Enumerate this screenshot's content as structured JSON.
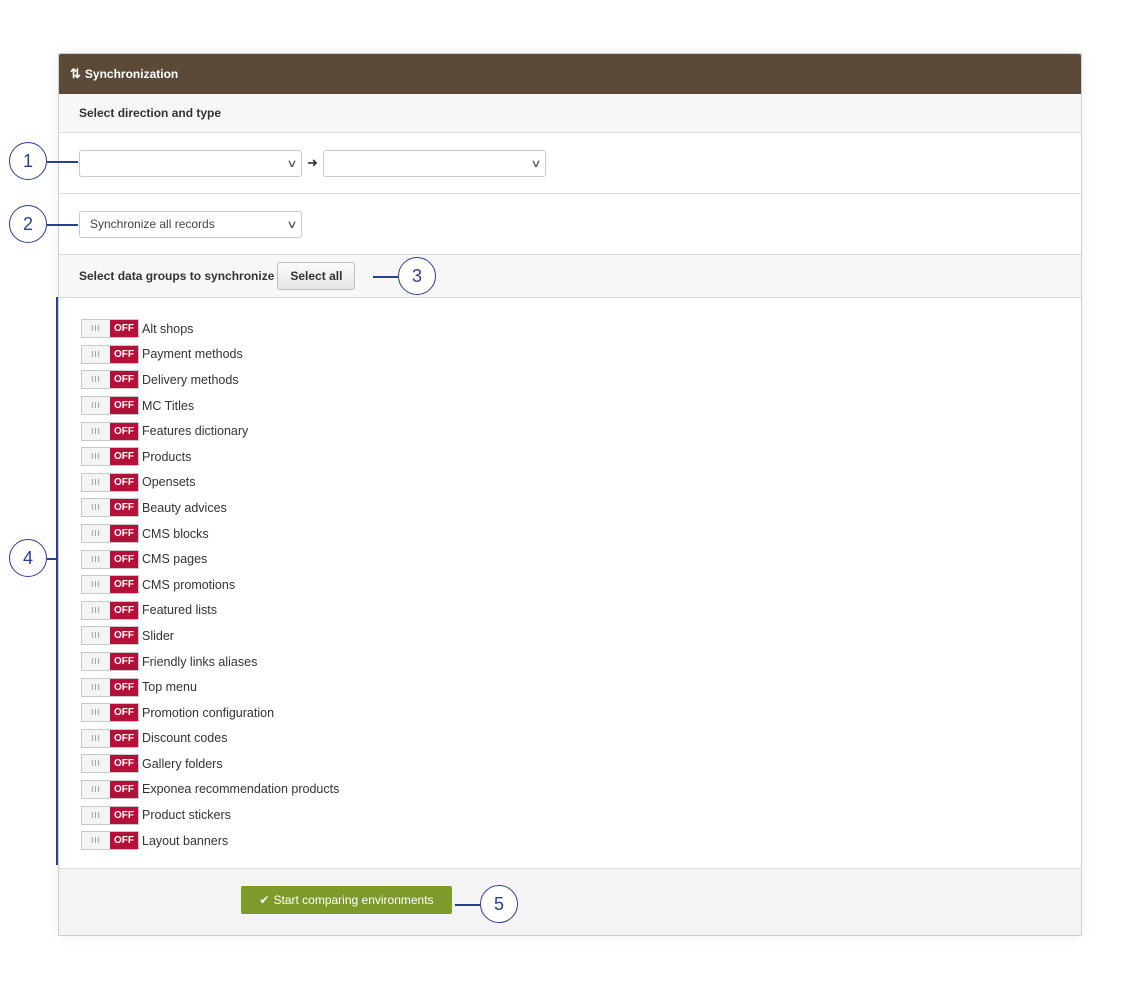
{
  "header": {
    "title": "Synchronization",
    "icon": "sync-icon"
  },
  "direction": {
    "title": "Select direction and type",
    "source_value": "",
    "target_value": ""
  },
  "sync_type": {
    "value": "Synchronize all records"
  },
  "groups": {
    "title": "Select data groups to synchronize",
    "select_all_label": "Select all",
    "toggle_off_label": "OFF",
    "toggle_knob": "III",
    "items": [
      {
        "label": "Alt shops"
      },
      {
        "label": "Payment methods"
      },
      {
        "label": "Delivery methods"
      },
      {
        "label": "MC Titles"
      },
      {
        "label": "Features dictionary"
      },
      {
        "label": "Products"
      },
      {
        "label": "Opensets"
      },
      {
        "label": "Beauty advices"
      },
      {
        "label": "CMS blocks"
      },
      {
        "label": "CMS pages"
      },
      {
        "label": "CMS promotions"
      },
      {
        "label": "Featured lists"
      },
      {
        "label": "Slider"
      },
      {
        "label": "Friendly links aliases"
      },
      {
        "label": "Top menu"
      },
      {
        "label": "Promotion configuration"
      },
      {
        "label": "Discount codes"
      },
      {
        "label": "Gallery folders"
      },
      {
        "label": "Exponea recommendation products"
      },
      {
        "label": "Product stickers"
      },
      {
        "label": "Layout banners"
      }
    ]
  },
  "footer": {
    "start_label": "Start comparing environments"
  },
  "callouts": [
    "1",
    "2",
    "3",
    "4",
    "5"
  ],
  "colors": {
    "header": "#5b4a37",
    "toggle_off": "#b5103a",
    "start_button": "#7d9a2b",
    "callout": "#2b3f8f"
  }
}
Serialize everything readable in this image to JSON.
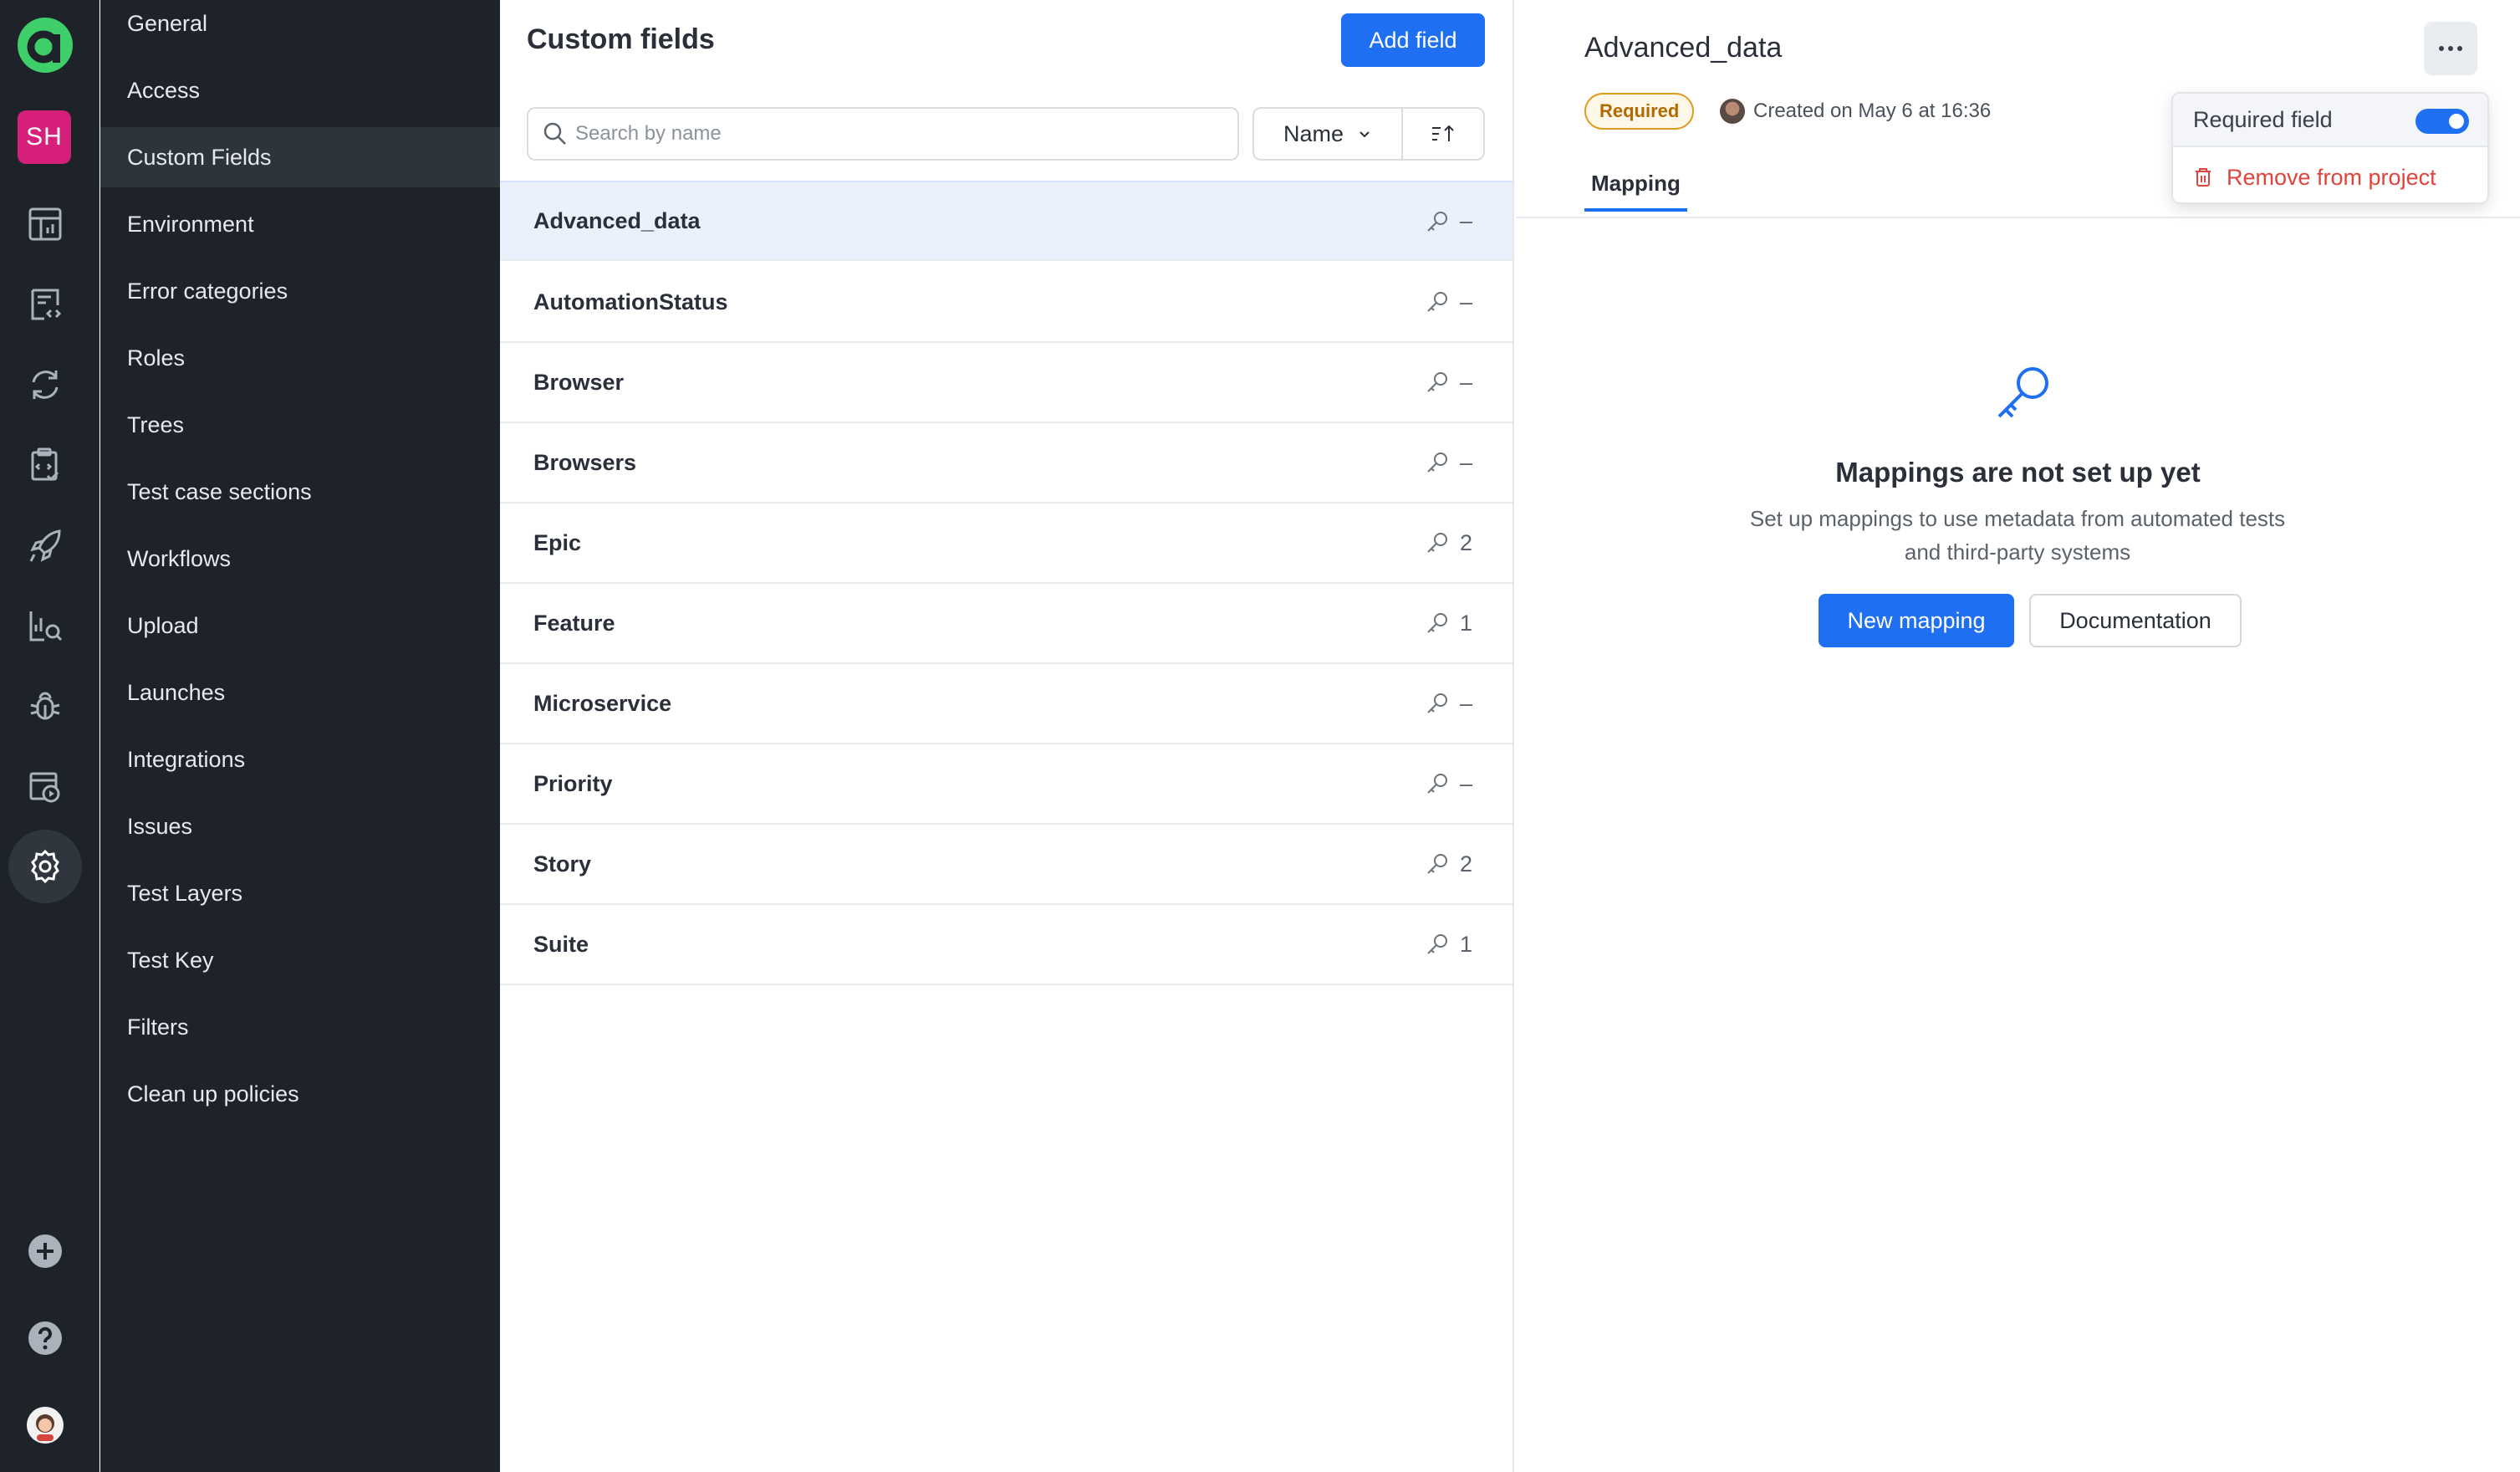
{
  "rail": {
    "project_initials": "SH",
    "icons": [
      "dashboard-icon",
      "test-cases-icon",
      "sync-icon",
      "test-plan-icon",
      "launches-icon",
      "analytics-icon",
      "bug-icon",
      "jobs-icon",
      "settings-icon",
      "add-icon",
      "help-icon",
      "user-avatar"
    ]
  },
  "nav": {
    "items": [
      {
        "label": "General"
      },
      {
        "label": "Access"
      },
      {
        "label": "Custom Fields"
      },
      {
        "label": "Environment"
      },
      {
        "label": "Error categories"
      },
      {
        "label": "Roles"
      },
      {
        "label": "Trees"
      },
      {
        "label": "Test case sections"
      },
      {
        "label": "Workflows"
      },
      {
        "label": "Upload"
      },
      {
        "label": "Launches"
      },
      {
        "label": "Integrations"
      },
      {
        "label": "Issues"
      },
      {
        "label": "Test Layers"
      },
      {
        "label": "Test Key"
      },
      {
        "label": "Filters"
      },
      {
        "label": "Clean up policies"
      }
    ],
    "active": "Custom Fields"
  },
  "list": {
    "title": "Custom fields",
    "add_button": "Add field",
    "search_placeholder": "Search by name",
    "sort_label": "Name",
    "rows": [
      {
        "name": "Advanced_data",
        "count": "–"
      },
      {
        "name": "AutomationStatus",
        "count": "–"
      },
      {
        "name": "Browser",
        "count": "–"
      },
      {
        "name": "Browsers",
        "count": "–"
      },
      {
        "name": "Epic",
        "count": "2"
      },
      {
        "name": "Feature",
        "count": "1"
      },
      {
        "name": "Microservice",
        "count": "–"
      },
      {
        "name": "Priority",
        "count": "–"
      },
      {
        "name": "Story",
        "count": "2"
      },
      {
        "name": "Suite",
        "count": "1"
      }
    ],
    "selected": "Advanced_data"
  },
  "detail": {
    "title": "Advanced_data",
    "badge": "Required",
    "created": "Created on May 6 at 16:36",
    "tab": "Mapping",
    "menu": {
      "required_label": "Required field",
      "required_on": true,
      "remove_label": "Remove from project"
    },
    "empty": {
      "title": "Mappings are not set up yet",
      "desc_line1": "Set up mappings to use metadata from automated tests",
      "desc_line2": "and third-party systems",
      "primary": "New mapping",
      "secondary": "Documentation"
    }
  },
  "colors": {
    "primary": "#1f6ff2",
    "sidebar": "#1d2329",
    "danger": "#e0443c",
    "badge": "#e09b1d",
    "brand": "#3ecf6b"
  }
}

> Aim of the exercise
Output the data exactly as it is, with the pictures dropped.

> Output for this task
Enumerate this screenshot's content as structured JSON.
{
  "header": {
    "title": "Synchronization",
    "icon": "sync-icon"
  },
  "direction": {
    "title": "Select direction and type",
    "source_value": "",
    "target_value": ""
  },
  "sync_type": {
    "value": "Synchronize all records"
  },
  "groups": {
    "title": "Select data groups to synchronize",
    "select_all_label": "Select all",
    "toggle_off_label": "OFF",
    "toggle_knob": "III",
    "items": [
      {
        "label": "Alt shops"
      },
      {
        "label": "Payment methods"
      },
      {
        "label": "Delivery methods"
      },
      {
        "label": "MC Titles"
      },
      {
        "label": "Features dictionary"
      },
      {
        "label": "Products"
      },
      {
        "label": "Opensets"
      },
      {
        "label": "Beauty advices"
      },
      {
        "label": "CMS blocks"
      },
      {
        "label": "CMS pages"
      },
      {
        "label": "CMS promotions"
      },
      {
        "label": "Featured lists"
      },
      {
        "label": "Slider"
      },
      {
        "label": "Friendly links aliases"
      },
      {
        "label": "Top menu"
      },
      {
        "label": "Promotion configuration"
      },
      {
        "label": "Discount codes"
      },
      {
        "label": "Gallery folders"
      },
      {
        "label": "Exponea recommendation products"
      },
      {
        "label": "Product stickers"
      },
      {
        "label": "Layout banners"
      }
    ]
  },
  "footer": {
    "start_label": "Start comparing environments"
  },
  "callouts": [
    "1",
    "2",
    "3",
    "4",
    "5"
  ],
  "colors": {
    "header": "#5b4a37",
    "toggle_off": "#b5103a",
    "start_button": "#7d9a2b",
    "callout": "#2b3f8f"
  }
}
Serialize everything readable in this image to JSON.
{
  "rail": {
    "project_initials": "SH",
    "icons": [
      "dashboard-icon",
      "test-cases-icon",
      "sync-icon",
      "test-plan-icon",
      "launches-icon",
      "analytics-icon",
      "bug-icon",
      "jobs-icon",
      "settings-icon",
      "add-icon",
      "help-icon",
      "user-avatar"
    ]
  },
  "nav": {
    "items": [
      {
        "label": "General"
      },
      {
        "label": "Access"
      },
      {
        "label": "Custom Fields"
      },
      {
        "label": "Environment"
      },
      {
        "label": "Error categories"
      },
      {
        "label": "Roles"
      },
      {
        "label": "Trees"
      },
      {
        "label": "Test case sections"
      },
      {
        "label": "Workflows"
      },
      {
        "label": "Upload"
      },
      {
        "label": "Launches"
      },
      {
        "label": "Integrations"
      },
      {
        "label": "Issues"
      },
      {
        "label": "Test Layers"
      },
      {
        "label": "Test Key"
      },
      {
        "label": "Filters"
      },
      {
        "label": "Clean up policies"
      }
    ],
    "active": "Custom Fields"
  },
  "list": {
    "title": "Custom fields",
    "add_button": "Add field",
    "search_placeholder": "Search by name",
    "sort_label": "Name",
    "rows": [
      {
        "name": "Advanced_data",
        "count": "–"
      },
      {
        "name": "AutomationStatus",
        "count": "–"
      },
      {
        "name": "Browser",
        "count": "–"
      },
      {
        "name": "Browsers",
        "count": "–"
      },
      {
        "name": "Epic",
        "count": "2"
      },
      {
        "name": "Feature",
        "count": "1"
      },
      {
        "name": "Microservice",
        "count": "–"
      },
      {
        "name": "Priority",
        "count": "–"
      },
      {
        "name": "Story",
        "count": "2"
      },
      {
        "name": "Suite",
        "count": "1"
      }
    ],
    "selected": "Advanced_data"
  },
  "detail": {
    "title": "Advanced_data",
    "badge": "Required",
    "created": "Created on May 6 at 16:36",
    "tab": "Mapping",
    "menu": {
      "required_label": "Required field",
      "required_on": true,
      "remove_label": "Remove from project"
    },
    "empty": {
      "title": "Mappings are not set up yet",
      "desc_line1": "Set up mappings to use metadata from automated tests",
      "desc_line2": "and third-party systems",
      "primary": "New mapping",
      "secondary": "Documentation"
    }
  },
  "colors": {
    "primary": "#1f6ff2",
    "sidebar": "#1d2329",
    "danger": "#e0443c",
    "badge": "#e09b1d",
    "brand": "#3ecf6b"
  }
}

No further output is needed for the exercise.